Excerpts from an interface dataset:
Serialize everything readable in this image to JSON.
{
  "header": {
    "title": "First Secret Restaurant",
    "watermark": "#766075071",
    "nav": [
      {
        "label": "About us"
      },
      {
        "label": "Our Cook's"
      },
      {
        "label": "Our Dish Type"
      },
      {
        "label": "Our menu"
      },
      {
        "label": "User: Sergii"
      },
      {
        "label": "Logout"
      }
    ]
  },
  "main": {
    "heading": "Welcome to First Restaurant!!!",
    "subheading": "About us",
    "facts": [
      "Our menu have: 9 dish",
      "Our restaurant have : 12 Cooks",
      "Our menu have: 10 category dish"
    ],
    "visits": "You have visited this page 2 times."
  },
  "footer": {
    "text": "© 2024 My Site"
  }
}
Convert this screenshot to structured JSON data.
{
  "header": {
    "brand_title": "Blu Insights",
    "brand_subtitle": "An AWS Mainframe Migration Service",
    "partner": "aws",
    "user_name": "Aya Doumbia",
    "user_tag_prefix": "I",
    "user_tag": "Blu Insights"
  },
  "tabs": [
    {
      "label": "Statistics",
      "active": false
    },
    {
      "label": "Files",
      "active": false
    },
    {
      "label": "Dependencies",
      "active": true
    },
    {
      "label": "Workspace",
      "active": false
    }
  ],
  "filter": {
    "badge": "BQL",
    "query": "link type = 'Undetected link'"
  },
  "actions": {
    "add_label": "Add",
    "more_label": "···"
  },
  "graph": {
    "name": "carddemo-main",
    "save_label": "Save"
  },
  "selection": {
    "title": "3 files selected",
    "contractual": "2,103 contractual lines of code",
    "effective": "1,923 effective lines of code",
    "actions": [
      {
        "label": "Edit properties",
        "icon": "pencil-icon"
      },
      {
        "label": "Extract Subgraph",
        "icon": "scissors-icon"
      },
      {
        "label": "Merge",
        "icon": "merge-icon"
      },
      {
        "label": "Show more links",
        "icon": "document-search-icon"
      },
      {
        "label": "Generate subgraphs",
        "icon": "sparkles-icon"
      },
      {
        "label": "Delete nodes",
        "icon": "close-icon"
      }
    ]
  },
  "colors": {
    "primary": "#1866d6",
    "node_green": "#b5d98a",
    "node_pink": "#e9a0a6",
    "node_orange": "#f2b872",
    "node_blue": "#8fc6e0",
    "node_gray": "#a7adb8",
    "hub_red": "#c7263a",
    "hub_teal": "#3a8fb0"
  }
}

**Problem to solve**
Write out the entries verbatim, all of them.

**Answer box**
Serialize everything readable in this image to JSON.
{
  "header": {
    "title": "First Secret Restaurant",
    "watermark": "#766075071",
    "nav": [
      {
        "label": "About us"
      },
      {
        "label": "Our Cook's"
      },
      {
        "label": "Our Dish Type"
      },
      {
        "label": "Our menu"
      },
      {
        "label": "User: Sergii"
      },
      {
        "label": "Logout"
      }
    ]
  },
  "main": {
    "heading": "Welcome to First Restaurant!!!",
    "subheading": "About us",
    "facts": [
      "Our menu have: 9 dish",
      "Our restaurant have : 12 Cooks",
      "Our menu have: 10 category dish"
    ],
    "visits": "You have visited this page 2 times."
  },
  "footer": {
    "text": "© 2024 My Site"
  }
}
Convert this screenshot to structured JSON data.
{
  "header": {
    "brand_title": "Blu Insights",
    "brand_subtitle": "An AWS Mainframe Migration Service",
    "partner": "aws",
    "user_name": "Aya Doumbia",
    "user_tag_prefix": "I",
    "user_tag": "Blu Insights"
  },
  "tabs": [
    {
      "label": "Statistics",
      "active": false
    },
    {
      "label": "Files",
      "active": false
    },
    {
      "label": "Dependencies",
      "active": true
    },
    {
      "label": "Workspace",
      "active": false
    }
  ],
  "filter": {
    "badge": "BQL",
    "query": "link type = 'Undetected link'"
  },
  "actions": {
    "add_label": "Add",
    "more_label": "···"
  },
  "graph": {
    "name": "carddemo-main",
    "save_label": "Save"
  },
  "selection": {
    "title": "3 files selected",
    "contractual": "2,103 contractual lines of code",
    "effective": "1,923 effective lines of code",
    "actions": [
      {
        "label": "Edit properties",
        "icon": "pencil-icon"
      },
      {
        "label": "Extract Subgraph",
        "icon": "scissors-icon"
      },
      {
        "label": "Merge",
        "icon": "merge-icon"
      },
      {
        "label": "Show more links",
        "icon": "document-search-icon"
      },
      {
        "label": "Generate subgraphs",
        "icon": "sparkles-icon"
      },
      {
        "label": "Delete nodes",
        "icon": "close-icon"
      }
    ]
  },
  "colors": {
    "primary": "#1866d6",
    "node_green": "#b5d98a",
    "node_pink": "#e9a0a6",
    "node_orange": "#f2b872",
    "node_blue": "#8fc6e0",
    "node_gray": "#a7adb8",
    "hub_red": "#c7263a",
    "hub_teal": "#3a8fb0"
  }
}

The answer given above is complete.